You also didn’t have the internet culture and home video market back then that we have now. But both- while usually awesome to have around in their present forms –have a drawback when it comes to creating narratives that become the common wisdom of the present time even if the narrative being told wasn’t the common wisdom back then. That becomes even easier to do when you’re talking about people like Hogan and Nash who many wrestling fans seemingly want to believe the worst about and always talk trash about.

There may well have been a number of people around the country who were completely outraged and turned off by the Fingerpoke of Doom, but I never met any of them at the time. I certainly never saw any of them on the early internet wrestling forums or, and, again, the ratings bear this out, none of us saw that in the general audiences at home or in the arenas at the time. If anything, everyone seemed to be looking forward to Goldberg taking the belt from Hogan one more time.

It’s hugely arguable that this incident devalued the belt.

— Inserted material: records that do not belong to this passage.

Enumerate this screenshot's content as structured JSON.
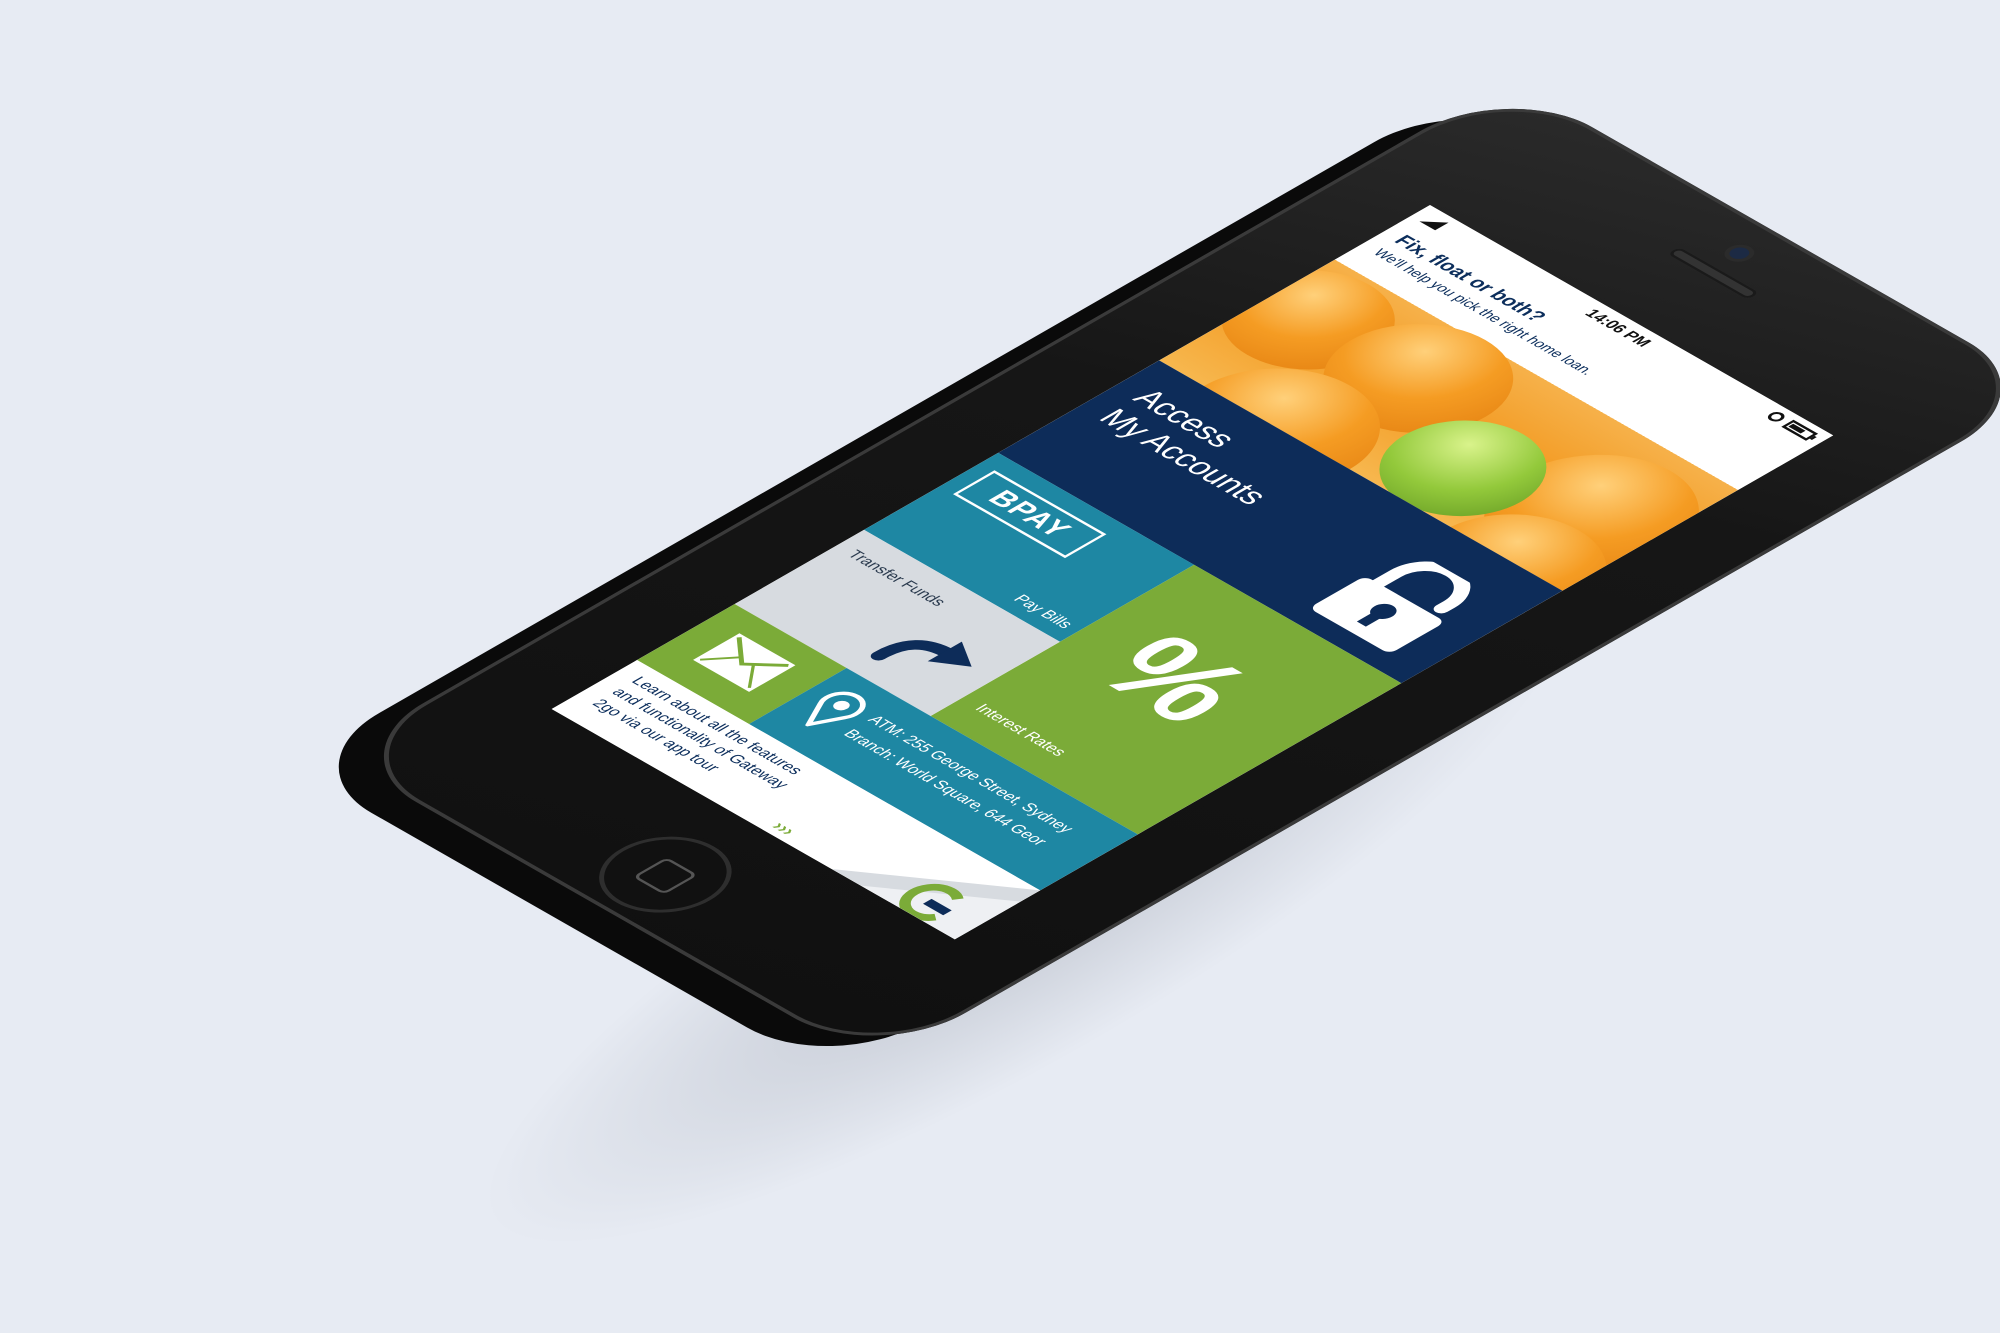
{
  "status_bar": {
    "time": "14:06 PM",
    "signal_icon": "signal-icon",
    "clock_icon": "clock-icon",
    "battery_icon": "battery-icon"
  },
  "banner": {
    "title": "Fix, float or both?",
    "subtitle": "We'll help you pick the right home loan."
  },
  "tiles": {
    "accounts": {
      "line1": "Access",
      "line2": "My Accounts",
      "icon": "padlock-icon"
    },
    "bpay": {
      "logo": "BPAY",
      "label": "Pay Bills"
    },
    "interest_rates": {
      "glyph": "%",
      "label": "Interest Rates"
    },
    "transfer": {
      "label": "Transfer Funds",
      "icon": "transfer-arrow-icon"
    },
    "mail": {
      "icon": "envelope-icon"
    },
    "atm": {
      "icon": "location-pin-icon",
      "atm": "ATM: 255 George Street, Sydney",
      "branch": "Branch: World Square, 644 Geor"
    }
  },
  "tour": {
    "line1": "Learn about all the features",
    "line2": "and functionality of Gateway",
    "line3": "2go via our app tour",
    "chevrons": "›››",
    "logo_icon": "gateway-logo-icon"
  },
  "colors": {
    "background": "#e7ebf3",
    "navy": "#0d2c59",
    "teal": "#1e87a3",
    "green": "#7bab38",
    "grey_tile": "#d7dbe0",
    "orange": "#f39c25"
  }
}
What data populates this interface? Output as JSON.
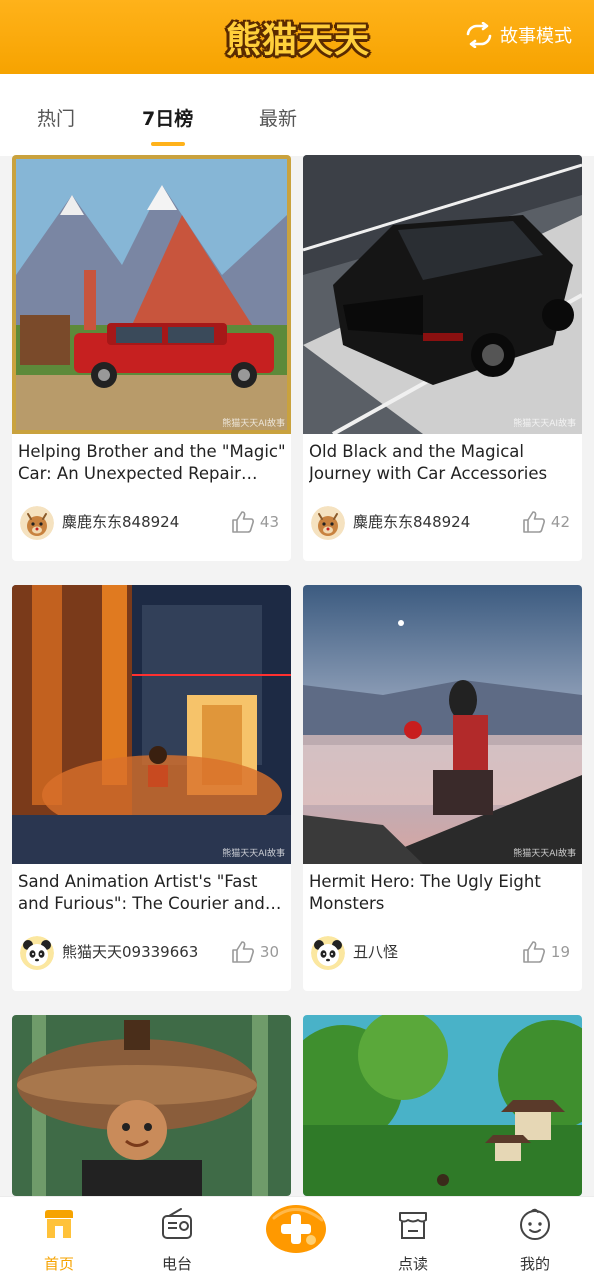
{
  "header": {
    "logo_text": "熊猫天天",
    "story_mode_label": "故事模式",
    "accent": "#f6a300"
  },
  "tabs": [
    {
      "label": "热门",
      "active": false
    },
    {
      "label": "7日榜",
      "active": true
    },
    {
      "label": "最新",
      "active": false
    }
  ],
  "cards": [
    {
      "title": "Helping Brother and the \"Magic\" Car: An Unexpected Repair Adventure",
      "author": "麋鹿东东848924",
      "likes": "43",
      "watermark": "熊猫天天AI故事",
      "avatar": "deer-avatar"
    },
    {
      "title": "Old Black and the Magical Journey with Car Accessories",
      "author": "麋鹿东东848924",
      "likes": "42",
      "watermark": "熊猫天天AI故事",
      "avatar": "deer-avatar"
    },
    {
      "title": "Sand Animation Artist's \"Fast and Furious\": The Courier and the Shadow",
      "author": "熊猫天天09339663",
      "likes": "30",
      "watermark": "熊猫天天AI故事",
      "avatar": "panda-avatar"
    },
    {
      "title": "Hermit Hero: The Ugly Eight Monsters",
      "author": "丑八怪",
      "likes": "19",
      "watermark": "熊猫天天AI故事",
      "avatar": "panda-avatar"
    },
    {
      "title": "",
      "author": "",
      "likes": "",
      "watermark": "",
      "avatar": ""
    },
    {
      "title": "",
      "author": "",
      "likes": "",
      "watermark": "",
      "avatar": ""
    }
  ],
  "bottom_nav": [
    {
      "label": "首页",
      "icon": "home-store-icon",
      "active": true
    },
    {
      "label": "电台",
      "icon": "radio-icon",
      "active": false
    },
    {
      "label": "",
      "icon": "add-icon",
      "active": false
    },
    {
      "label": "点读",
      "icon": "shop-icon",
      "active": false
    },
    {
      "label": "我的",
      "icon": "baby-face-icon",
      "active": false
    }
  ]
}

It certainly didn’t seem like it was to fans at the time like a slap in the face and an insult to their intelligence. Moreover, it was hardly a beginning of the end type of deal. The simple fact is that had we never seen a merger between AOL and Time Warner, had we never seen people who hated the idea of wrestling connected to their brand take positions of power over the Turner Cable television empire, we wouldn’t have seen WCW go off the air (at least not in 2001) and people would never be recasting the Fingerpoke of Doom as a major domino falling in the death of WCW.

The Fingerpoke of Doom was just a single chapter of a story that was a wrestling angle. It might not have been the best thing WCW ever did, but it certainly wasn’t even close to the worst thing they ever did. In and of itself, it likely had nothing to do with death of the company or the devaluing of the WCW title belt. That was done by the careless, slipshod writing the company saw in its final years and, much more importantly, the merger between AOL and Time Warner ensuring the death of WCW. It’s probably well past the time fans should stop making a mountain out of this particular molehill.

Jerry Chandler follows geek stuff. When not found writing here he can be found writing for Gruesome Magazine and his own blog. He has a Twitter. He can also occasionally be heard talking pro wrestling with the amazingly talented crew at of the Earth Station One Network’s The Pro-Wrestling Roundtable podcast.

1 comment:

  1. This was the end for us. I'm not trying to claim a special kind of precognition or anything, but I and everyone I watched wrestling with labeled this as the end. At the time. We didn't stop watching WCW, but we stopped caring beyond "Train Wreck"value. Beth can back me up on this.